December 16, 17, 18, 2021: The bright moon appears in front of the stars of Taurus. Find them low in the east after sunset and in the western sky before sunrise. The moon is Full at 4:35 a.m. on December 19.
By Jeffrey L. Hunt
With three bright planets – Venus, Jupiter, and Saturn – in the southwest after sunset, the bright moon is in the eastern sky in front of the stars of Taurus. The lunar luminescence overwhelms the background stars. Shield your eyes from the moon’s glare or use a binocular to find the stellar backdrop.
Here’s what to look for:
December 16: The bright moon – 96% illuminated – is 4.9° below the Pleiades star cluster. The lunar orb and the cluster easily fit into the same binocular field. To reduce the moon’s glare in the view, move the binocular until the lunar orb is outside the field of view, but the cluster is visible.
December 17: The moon – 99% illuminated – is 7.2° to the upper left of the star Aldebaran. With the Hyades star cluster, Aldebaran makes a sideways “V” that marks the head of the mythological Bull. Look at the bunch with a binocular. The moon is well outside the field of view.
December 18: The moon – 100% illuminated – is seemingly caught between the Bull’s horns – Elnath, also known as Beta Tauri, and Zeta Tauri. The moon is 3.9° to the upper left of Zeta and 4.9° to the lower left of Beta. The two stars are too far apart for both of them to fit into a binocular field, so the moon fits with only one star aThe Crab Nebula is just 1° above Zeta Tauri and 3.3° to the lower right of the moon this evening. The cloud is the result of a star that exploded in the year 1054. It is a challenge to see even through a telescope, but the lunar globe is in the vicinity of the sky where one of the most important celestial objects is located for our understanding of the universe. It is an exploded star. It has a rotating neutron star at its center and produces light and other forms of energy by accelerating matter along magnetic fields. A large telescope and a long exposure photograph reveals the Crab’s wonders. With the moon’s brightness, this is not a good evening to look for the nebula.
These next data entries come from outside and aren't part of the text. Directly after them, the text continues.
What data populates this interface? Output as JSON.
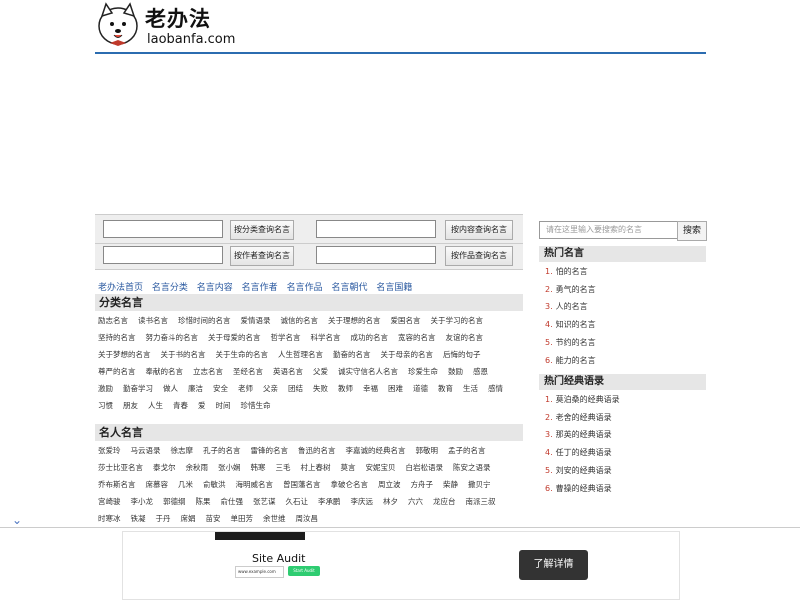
{
  "header": {
    "logo_cn": "老办法",
    "logo_en": "laobanfa.com",
    "logo_icon": "dog-mascot-icon"
  },
  "search_panel": {
    "btn_category": "按分类查询名言",
    "btn_content": "按内容查询名言",
    "btn_author": "按作者查询名言",
    "btn_work": "按作品查询名言"
  },
  "nav": [
    "老办法首页",
    "名言分类",
    "名言内容",
    "名言作者",
    "名言作品",
    "名言朝代",
    "名言国籍"
  ],
  "categories": {
    "title": "分类名言",
    "items": [
      "励志名言",
      "读书名言",
      "珍惜时间的名言",
      "爱情语录",
      "诚信的名言",
      "关于理想的名言",
      "爱国名言",
      "关于学习的名言",
      "坚持的名言",
      "努力奋斗的名言",
      "关于母爱的名言",
      "哲学名言",
      "科学名言",
      "成功的名言",
      "宽容的名言",
      "友谊的名言",
      "关于梦想的名言",
      "关于书的名言",
      "关于生命的名言",
      "人生哲理名言",
      "勤奋的名言",
      "关于母亲的名言",
      "后悔的句子",
      "尊严的名言",
      "奉献的名言",
      "立志名言",
      "圣经名言",
      "英语名言",
      "父爱",
      "诚实守信名人名言",
      "珍爱生命",
      "鼓励",
      "感恩",
      "激励",
      "勤奋学习",
      "做人",
      "廉洁",
      "安全",
      "老师",
      "父亲",
      "团结",
      "失败",
      "教师",
      "幸福",
      "困难",
      "道德",
      "教育",
      "生活",
      "感情",
      "习惯",
      "朋友",
      "人生",
      "青春",
      "爱",
      "时间",
      "珍惜生命"
    ]
  },
  "people": {
    "title": "名人名言",
    "items": [
      "张爱玲",
      "马云语录",
      "徐志摩",
      "孔子的名言",
      "雷锋的名言",
      "鲁迅的名言",
      "李嘉诚的经典名言",
      "郭敬明",
      "孟子的名言",
      "莎士比亚名言",
      "泰戈尔",
      "余秋雨",
      "张小娴",
      "韩寒",
      "三毛",
      "村上春树",
      "莫言",
      "安妮宝贝",
      "白岩松语录",
      "陈安之语录",
      "乔布斯名言",
      "席慕容",
      "几米",
      "俞敏洪",
      "海明威名言",
      "曾国藩名言",
      "拿破仑名言",
      "周立波",
      "方舟子",
      "柴静",
      "撒贝宁",
      "宫崎骏",
      "李小龙",
      "郭德纲",
      "陈果",
      "俞仕强",
      "张艺谋",
      "久石让",
      "李承鹏",
      "李庆远",
      "林夕",
      "六六",
      "龙应台",
      "南派三叔",
      "时寒冰",
      "铁凝",
      "于丹",
      "席娟",
      "苗安",
      "单田芳",
      "余世维",
      "周汝昌"
    ]
  },
  "right": {
    "search_placeholder": "请在这里输入要搜索的名言",
    "search_btn": "搜索",
    "hot_title": "热门名言",
    "hot_items": [
      "怕的名言",
      "勇气的名言",
      "人的名言",
      "知识的名言",
      "节约的名言",
      "能力的名言"
    ],
    "classic_title": "热门经典语录",
    "classic_items": [
      "莫泊桑的经典语录",
      "老舍的经典语录",
      "那英的经典语录",
      "任丁的经典语录",
      "刘安的经典语录",
      "曹操的经典语录"
    ]
  },
  "ad": {
    "title": "Site Audit",
    "input_text": "www.example.com",
    "go_label": "Start Audit",
    "cta": "了解详情",
    "chevron_icon": "chevron-down-icon"
  },
  "colors": {
    "accent": "#2b6cb0",
    "link": "#2b5aa0",
    "number": "#c0392b"
  }
}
January 5, 2022: Jupiter and the crescent are 5.5° in the evening sky. Look for Mercury and Saturn with the planet-moon duo. Earlier, Venus is low in the west-southwest. Before sunrise, Mars is near Antares.
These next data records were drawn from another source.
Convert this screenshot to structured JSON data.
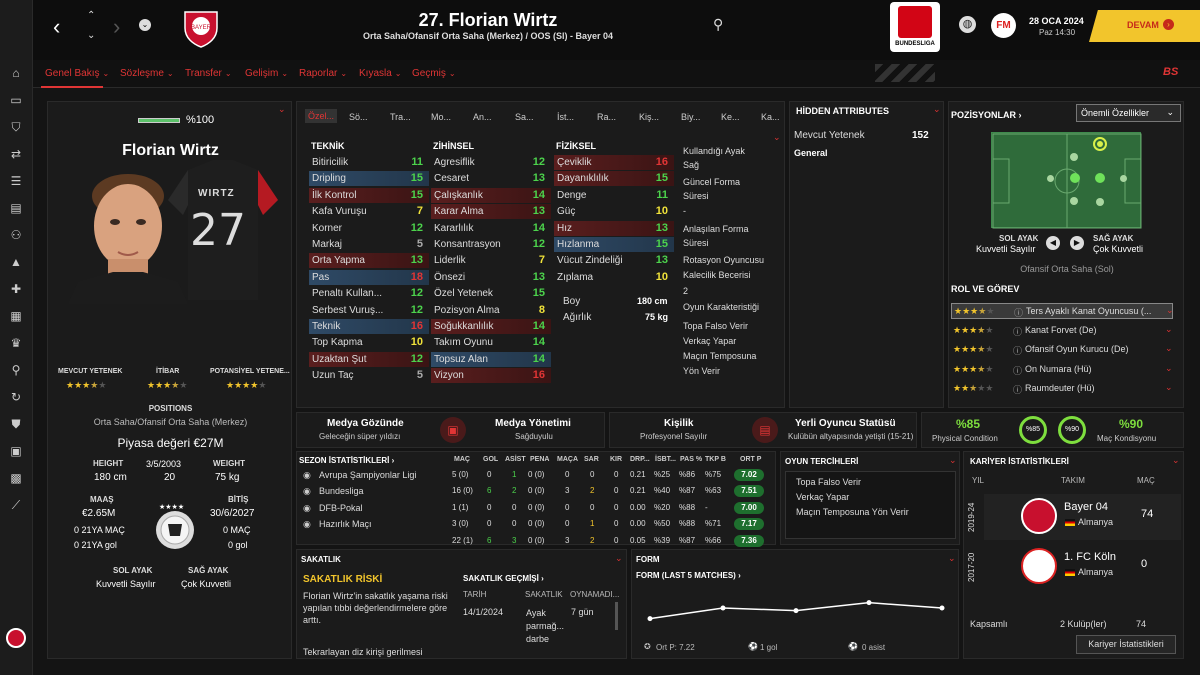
{
  "sidebar": {
    "icons": [
      "home-icon",
      "inbox-icon",
      "shirt-icon",
      "transfer-icon",
      "tactics-icon",
      "clipboard-icon",
      "people-icon",
      "training-icon",
      "medical-icon",
      "calendar-icon",
      "trophy-icon",
      "search-icon",
      "refresh-icon",
      "shield-icon",
      "briefcase-icon",
      "money-icon",
      "chart-icon"
    ]
  },
  "header": {
    "title": "27. Florian Wirtz",
    "subtitle": "Orta Saha/Ofansif Orta Saha (Merkez) / OOS (Sl) - Bayer 04",
    "league_logo_text": "BUNDESLIGA",
    "date": "28 OCA 2024",
    "time": "Paz 14:30",
    "continue_label": "DEVAM",
    "fm_logo": "FM"
  },
  "nav": {
    "tabs": [
      "Genel Bakış",
      "Sözleşme",
      "Transfer",
      "Gelişim",
      "Raporlar",
      "Kıyasla",
      "Geçmiş"
    ],
    "badge": "BS"
  },
  "profile": {
    "fitness": "%100",
    "name": "Florian Wirtz",
    "shirt_name": "WIRTZ",
    "shirt_number": "27",
    "ability_labels": [
      "MEVCUT YETENEK",
      "İTİBAR",
      "POTANSİYEL YETENE..."
    ],
    "ability_stars": [
      3.5,
      3.5,
      4
    ],
    "positions_label": "POSITIONS",
    "positions_value": "Orta Saha/Ofansif Orta Saha (Merkez)",
    "market_value": "Piyasa değeri €27M",
    "height_label": "HEIGHT",
    "height": "180 cm",
    "dob": "3/5/2003",
    "age": "20",
    "weight_label": "WEIGHT",
    "weight": "75 kg",
    "wage_label": "MAAŞ",
    "wage": "€2.65M",
    "u21_matches_label_left": "0 21YA MAÇ",
    "u21_goals_left": "0 21YA gol",
    "expiry_label": "BİTİŞ",
    "expiry": "30/6/2027",
    "right_matches": "0 MAÇ",
    "right_goals": "0 gol",
    "left_foot_label": "SOL AYAK",
    "left_foot": "Kuvvetli Sayılır",
    "right_foot_label": "SAĞ AYAK",
    "right_foot": "Çok Kuvvetli"
  },
  "attr_tabs": [
    "Özel...",
    "Sö...",
    "Tra...",
    "Mo...",
    "An...",
    "Sa...",
    "İst...",
    "Ra...",
    "Kiş...",
    "Bi...",
    "Biy...",
    "Ke...",
    "Ka..."
  ],
  "attributes": {
    "technical_title": "TEKNİK",
    "technical": [
      {
        "n": "Bitiricilik",
        "v": "11",
        "c": "v-green",
        "h": ""
      },
      {
        "n": "Dripling",
        "v": "15",
        "c": "v-green",
        "h": "hl-blue"
      },
      {
        "n": "İlk Kontrol",
        "v": "15",
        "c": "v-green",
        "h": "hl-red"
      },
      {
        "n": "Kafa Vuruşu",
        "v": "7",
        "c": "v-yellow",
        "h": ""
      },
      {
        "n": "Korner",
        "v": "12",
        "c": "v-green",
        "h": ""
      },
      {
        "n": "Markaj",
        "v": "5",
        "c": "v-gray",
        "h": ""
      },
      {
        "n": "Orta Yapma",
        "v": "13",
        "c": "v-green",
        "h": "hl-red"
      },
      {
        "n": "Pas",
        "v": "18",
        "c": "v-red",
        "h": "hl-blue"
      },
      {
        "n": "Penaltı Kullan...",
        "v": "12",
        "c": "v-green",
        "h": ""
      },
      {
        "n": "Serbest Vuruş...",
        "v": "12",
        "c": "v-green",
        "h": ""
      },
      {
        "n": "Teknik",
        "v": "16",
        "c": "v-red",
        "h": "hl-blue"
      },
      {
        "n": "Top Kapma",
        "v": "10",
        "c": "v-yellow",
        "h": ""
      },
      {
        "n": "Uzaktan Şut",
        "v": "12",
        "c": "v-green",
        "h": "hl-red"
      },
      {
        "n": "Uzun Taç",
        "v": "5",
        "c": "v-gray",
        "h": ""
      }
    ],
    "mental_title": "ZİHİNSEL",
    "mental": [
      {
        "n": "Agresiflik",
        "v": "12",
        "c": "v-green",
        "h": ""
      },
      {
        "n": "Cesaret",
        "v": "13",
        "c": "v-green",
        "h": ""
      },
      {
        "n": "Çalışkanlık",
        "v": "14",
        "c": "v-green",
        "h": "hl-red"
      },
      {
        "n": "Karar Alma",
        "v": "13",
        "c": "v-green",
        "h": "hl-red"
      },
      {
        "n": "Kararlılık",
        "v": "14",
        "c": "v-green",
        "h": ""
      },
      {
        "n": "Konsantrasyon",
        "v": "12",
        "c": "v-green",
        "h": ""
      },
      {
        "n": "Liderlik",
        "v": "7",
        "c": "v-yellow",
        "h": ""
      },
      {
        "n": "Önsezi",
        "v": "13",
        "c": "v-green",
        "h": ""
      },
      {
        "n": "Özel Yetenek",
        "v": "15",
        "c": "v-green",
        "h": ""
      },
      {
        "n": "Pozisyon Alma",
        "v": "8",
        "c": "v-yellow",
        "h": ""
      },
      {
        "n": "Soğukkanlılık",
        "v": "14",
        "c": "v-green",
        "h": "hl-red"
      },
      {
        "n": "Takım Oyunu",
        "v": "14",
        "c": "v-green",
        "h": ""
      },
      {
        "n": "Topsuz Alan",
        "v": "14",
        "c": "v-green",
        "h": "hl-blue"
      },
      {
        "n": "Vizyon",
        "v": "16",
        "c": "v-red",
        "h": "hl-red"
      }
    ],
    "physical_title": "FİZİKSEL",
    "physical": [
      {
        "n": "Çeviklik",
        "v": "16",
        "c": "v-red",
        "h": "hl-red"
      },
      {
        "n": "Dayanıklılık",
        "v": "15",
        "c": "v-green",
        "h": "hl-red"
      },
      {
        "n": "Denge",
        "v": "11",
        "c": "v-green",
        "h": ""
      },
      {
        "n": "Güç",
        "v": "10",
        "c": "v-yellow",
        "h": ""
      },
      {
        "n": "Hız",
        "v": "13",
        "c": "v-green",
        "h": "hl-red"
      },
      {
        "n": "Hızlanma",
        "v": "15",
        "c": "v-green",
        "h": "hl-blue"
      },
      {
        "n": "Vücut Zindeliği",
        "v": "13",
        "c": "v-green",
        "h": ""
      },
      {
        "n": "Zıplama",
        "v": "10",
        "c": "v-yellow",
        "h": ""
      }
    ],
    "boy_label": "Boy",
    "boy": "180 cm",
    "agirlik_label": "Ağırlık",
    "agirlik": "75 kg"
  },
  "info_col": [
    "Kullandığı Ayak",
    "Sağ",
    "Güncel Forma",
    "Süresi",
    "-",
    "Anlaşılan Forma",
    "Süresi",
    "Rotasyon Oyuncusu",
    "Kalecilik Becerisi",
    "2",
    "Oyun Karakteristiği",
    "Topa Falso Verir",
    "Verkaç Yapar",
    "Maçın Temposuna",
    "Yön Verir"
  ],
  "hidden": {
    "title": "HİDDEN ATTRIBUTES",
    "ca_label": "Mevcut Yetenek",
    "ca": "152",
    "general": "General"
  },
  "positions": {
    "title": "POZİSYONLAR ›",
    "dropdown": "Önemli Özellikler",
    "left_foot_label": "SOL AYAK",
    "left_foot": "Kuvvetli Sayılır",
    "right_foot_label": "SAĞ AYAK",
    "right_foot": "Çok Kuvvetli",
    "role_caption": "Ofansif Orta Saha (Sol)",
    "roles_title": "ROL VE GÖREV",
    "roles": [
      {
        "n": "Ters Ayaklı Kanat Oyuncusu (...",
        "s": 3.5
      },
      {
        "n": "Kanat Forvet (De)",
        "s": 3.5
      },
      {
        "n": "Ofansif Oyun Kurucu (De)",
        "s": 3.5
      },
      {
        "n": "On Numara (Hü)",
        "s": 3.5
      },
      {
        "n": "Raumdeuter (Hü)",
        "s": 2.5
      }
    ]
  },
  "media": {
    "m1_title": "Medya Gözünde",
    "m1_sub": "Geleceğin süper yıldızı",
    "m2_title": "Medya Yönetimi",
    "m2_sub": "Sağduyulu",
    "m3_title": "Kişilik",
    "m3_sub": "Profesyonel Sayılır",
    "m4_title": "Yerli Oyuncu Statüsü",
    "m4_sub": "Kulübün altyapısında yetişti (15-21)",
    "cond": "%85",
    "cond_label": "Physical Condition",
    "cond_ring": "%85",
    "match_ring": "%90",
    "match": "%90",
    "match_label": "Maç Kondisyonu"
  },
  "season": {
    "title": "SEZON İSTATİSTİKLERİ ›",
    "cols": [
      "MAÇ",
      "GOL",
      "ASİST",
      "PENA",
      "MAÇA",
      "SAR",
      "KIR",
      "DRP...",
      "İSBT...",
      "PAS %",
      "TKP B",
      "ORT P"
    ],
    "rows": [
      {
        "c": "Avrupa Şampiyonlar Ligi",
        "v": [
          "5 (0)",
          "0",
          "1",
          "0 (0)",
          "0",
          "0",
          "0",
          "0.21",
          "%25",
          "%86",
          "%75"
        ],
        "r": "7.02"
      },
      {
        "c": "Bundesliga",
        "v": [
          "16 (0)",
          "6",
          "2",
          "0 (0)",
          "3",
          "2",
          "0",
          "0.21",
          "%40",
          "%87",
          "%63"
        ],
        "r": "7.51"
      },
      {
        "c": "DFB-Pokal",
        "v": [
          "1 (1)",
          "0",
          "0",
          "0 (0)",
          "0",
          "0",
          "0",
          "0.00",
          "%20",
          "%88",
          "-"
        ],
        "r": "7.00"
      },
      {
        "c": "Hazırlık Maçı",
        "v": [
          "3 (0)",
          "0",
          "0",
          "0 (0)",
          "0",
          "1",
          "0",
          "0.00",
          "%50",
          "%88",
          "%71"
        ],
        "r": "7.17"
      },
      {
        "c": "",
        "v": [
          "22 (1)",
          "6",
          "3",
          "0 (0)",
          "3",
          "2",
          "0",
          "0.05",
          "%39",
          "%87",
          "%66"
        ],
        "r": "7.36"
      }
    ]
  },
  "prefs": {
    "title": "OYUN TERCİHLERİ",
    "items": [
      "Topa Falso Verir",
      "Verkaç Yapar",
      "Maçın Temposuna Yön Verir"
    ]
  },
  "career": {
    "title": "KARİYER İSTATİSTİKLERİ",
    "col_year": "YIL",
    "col_team": "TAKIM",
    "col_apps": "MAÇ",
    "rows": [
      {
        "year": "2019-24",
        "team": "Bayer 04",
        "country": "Almanya",
        "apps": "74"
      },
      {
        "year": "2017-20",
        "team": "1. FC Köln",
        "country": "Almanya",
        "apps": "0"
      }
    ],
    "total_label": "Kapsamlı",
    "total_clubs": "2 Kulüp(ler)",
    "total_apps": "74",
    "button": "Kariyer İstatistikleri"
  },
  "injury": {
    "title": "SAKATLIK",
    "risk_title": "SAKATLIK RİSKİ",
    "risk_text": "Florian Wirtz'in sakatlık yaşama riski yapılan tıbbi değerlendirmelere göre arttı.",
    "more_text": "Tekrarlayan diz kirişi gerilmesi",
    "history_title": "SAKATLIK GEÇMİŞİ ›",
    "col_date": "TARİH",
    "col_injury": "SAKATLIK",
    "col_missed": "OYNAMADI...",
    "rows": [
      {
        "d": "14/1/2024",
        "i": "Ayak parmağ... darbe",
        "m": "7 gün"
      }
    ]
  },
  "form": {
    "title": "FORM",
    "subtitle": "FORM (LAST 5 MATCHES) ›",
    "values": [
      7.0,
      7.4,
      7.3,
      7.6,
      7.4
    ],
    "avg": "Ort P: 7.22",
    "goals": "1 gol",
    "assists": "0 asist"
  },
  "colors": {
    "accent": "#e03535",
    "gold": "#f2c52c",
    "green": "#4cd34c"
  }
}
January 4, 2022: Earth is at perihelion today – it’s closest point to the sun. Mars is a morning planet, while the evening planet pack – Venus, Mercury, Saturn, and Jupiter – and the crescent moon are in the southwest after sundown.
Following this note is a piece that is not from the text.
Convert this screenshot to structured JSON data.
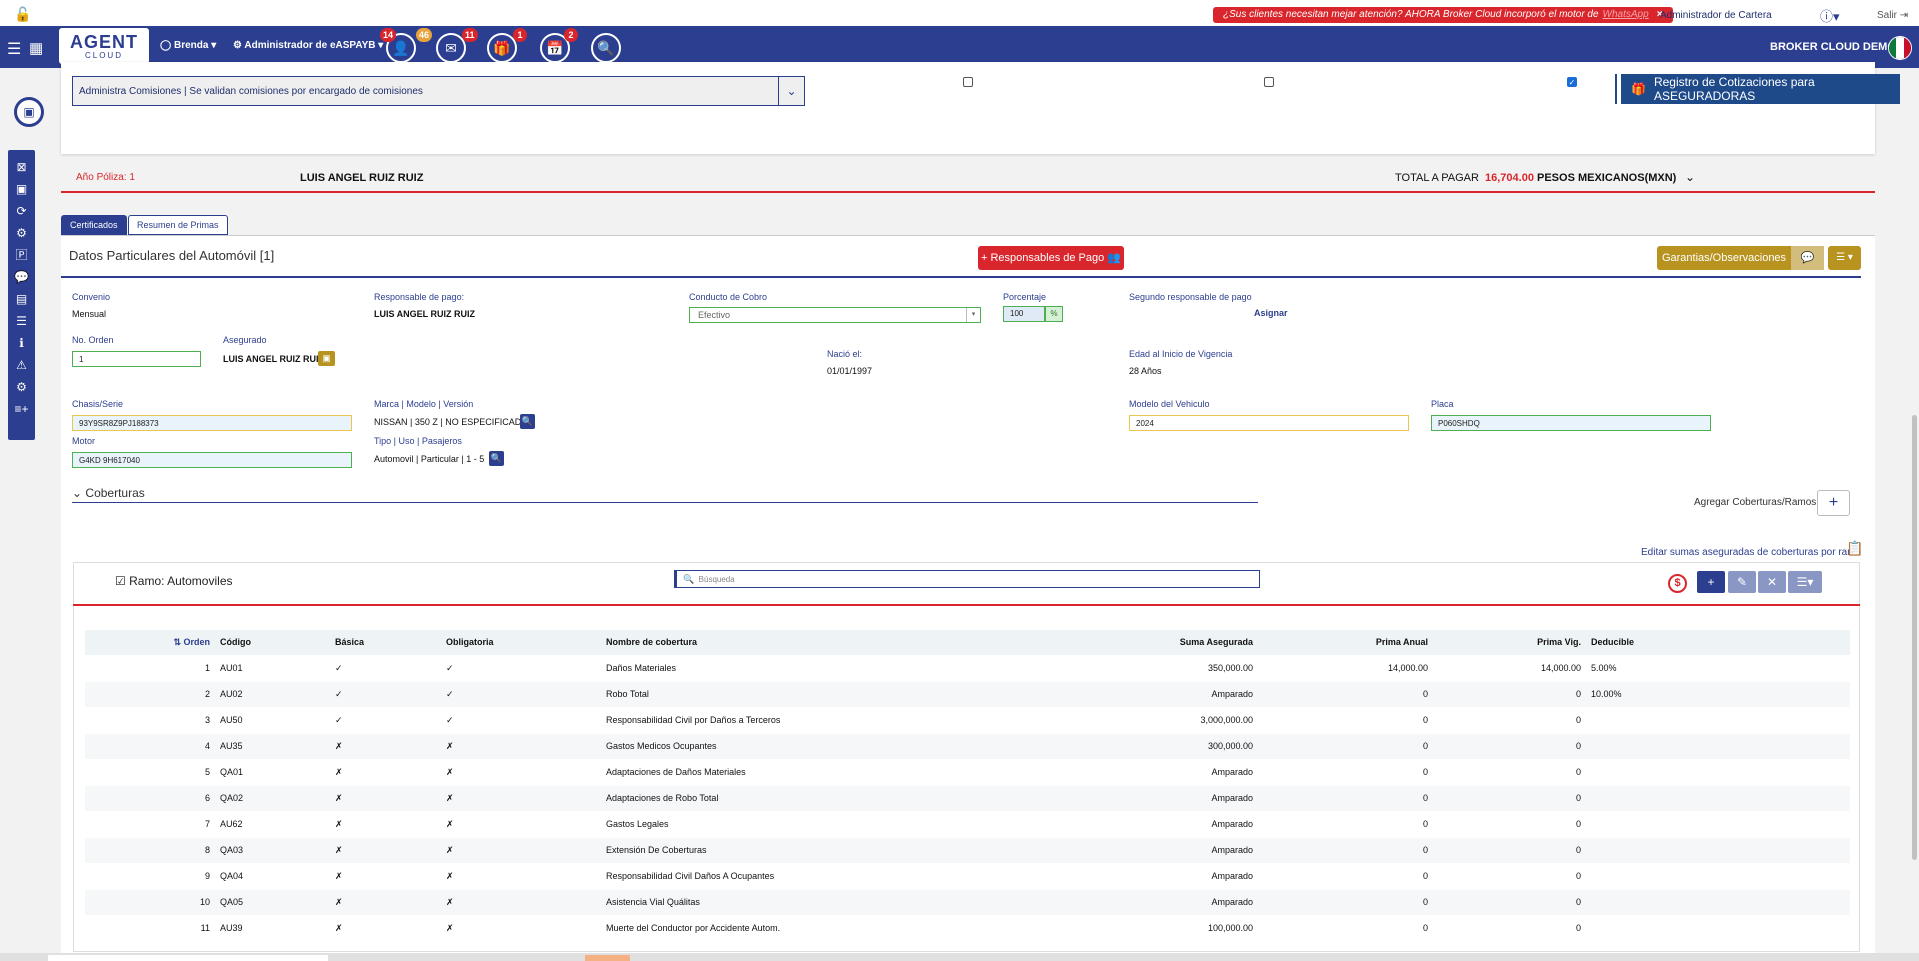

January 3, 2022: The moon passes Venus for the final time of this evening appearance of Venus. As night falls, Mercury, Saturn, and Jupiter are visible in the southwest. Mars is in the southeast before sunrise.
December 30, 2021: As the year ends and the new one opens, the night sky’s brightest star – Sirius – is in the southern sky at the midnight hour.
December 31, 2021: This morning before sunup, the thin waning crescent moon appears near Mars and the star Antares. Four planets – Venus, Mercury, Saturn, and Jupiter – are on parade in the southwest after sundown.